And yet in the health care reform bill, insurance companies were not put under Sherman antitrust, costs go unabated, pharmaceutical companies were protected from price discounting and from fair competition and imports from Canada. There was no tort reform. There were no incentives for health care providers to lower their costs and maintain their quality. It’s a disgrace.
These are the largest givers to politicians: insurance companies, tort lawyers, pharmaceutical companies. I mean, the chief of the pharmaceutical association bragged to me about how Obama had called him and begged him not to spend money against the bill. And to sign off on the bill. It was the power of money. It wasn’t about what’s right, or what works. Or what can help people too poor to get health care. It was never mentioned. It was about the little inside baseball that they hope the average voter never understands, Conor. They know I’m dangerous.
I’m free to talk about it. And It’s a corrupt system, no matter how you define the word corruption.
Daniel Larison is right: the GOP could be in the wilderness for a long, long time — and if Jindal’s speech is any indication of the kind of thinking going on at the top of the party, it deserves to be. Larison:
The problem for the GOP, as it is for all defeated, flailing parties, is that its leaders are sometimes oblivious to the party’s most serious weaknesses, or else they mistake those weaknesses for strengths. Hard-line foreign policy is one example of a clear liability for the party that its leaders believe to be one of their great advantages, which is one reason why it never even occurs to them that they are losing current and possible future supporters by hanging on to failed policy ideas. (Another is that they can’t or won’t acknowledge that the policies failed.) Far more politically damaging for Republicans are the national party’s lack of any relevant economic policy agenda and its cynical, selective interest in fiscal responsibility.
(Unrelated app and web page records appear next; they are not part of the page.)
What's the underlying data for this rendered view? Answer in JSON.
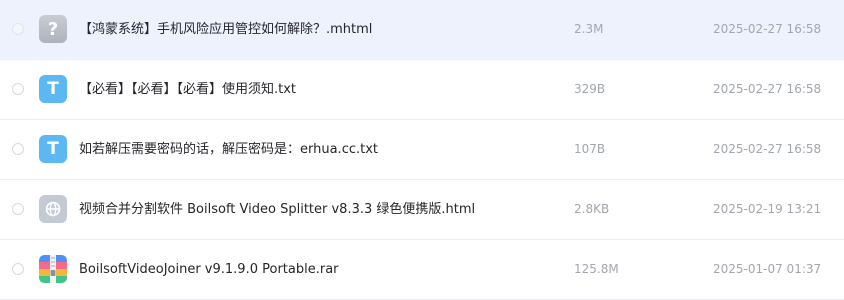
{
  "files": [
    {
      "name": "【鸿蒙系统】手机风险应用管控如何解除？.mhtml",
      "size": "2.3M",
      "date": "2025-02-27 16:58",
      "icon": "unknown-file-icon",
      "icon_glyph": "?",
      "selected": true
    },
    {
      "name": "【必看】【必看】【必看】使用须知.txt",
      "size": "329B",
      "date": "2025-02-27 16:58",
      "icon": "txt-file-icon",
      "icon_glyph": "T",
      "selected": false
    },
    {
      "name": "如若解压需要密码的话，解压密码是：erhua.cc.txt",
      "size": "107B",
      "date": "2025-02-27 16:58",
      "icon": "txt-file-icon",
      "icon_glyph": "T",
      "selected": false
    },
    {
      "name": "视频合并分割软件 Boilsoft Video Splitter v8.3.3 绿色便携版.html",
      "size": "2.8KB",
      "date": "2025-02-19 13:21",
      "icon": "html-file-icon",
      "selected": false
    },
    {
      "name": "BoilsoftVideoJoiner v9.1.9.0 Portable.rar",
      "size": "125.8M",
      "date": "2025-01-07 01:37",
      "icon": "rar-archive-icon",
      "selected": false
    }
  ],
  "colors": {
    "selected_row_bg": "#eef2fd",
    "txt_icon": "#5cb8f2",
    "unknown_icon": "#b9bdc5",
    "html_icon": "#c4cad3",
    "meta_text": "#a2a6ad",
    "name_text": "#25262b"
  }
}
This is the “pro-growth” party that presided over wage stagnation and anemic job growth in the 2000s, and this is the party supposedly horrified by deficit spending while being historically far worse at running up deficits when in power.
The weaknesses don’t stop there. The GOP wants to be perceived as the party of limited, constitutional government, but it just went through the better part of a decade expanding the size and intrusiveness of government, and it supported practices of illegal detention and illegal surveillance to boot. With depressingly few exceptions, the party hasn’t repudiated any of the latter, and there appears to be no urgency in reversing or undoing any of the damage done by these things. Having trashed almost everything that their party was supposed to represent, many Republican leaders act as if the worst thing that ever happened during the Bush years was a profusion of earmarks. Until they stop kidding or lying to themselves about what happened the last time there was unified Republican government, it’s doubtful that the public will be willing to entrust them with that much power.
Yes, exactly. The GOP is still deep in its Mondale-Dukakis paralysis. I don’t know who the Republican Bill Clinton is going to be, but it’s becoming clear who he’s not going to be.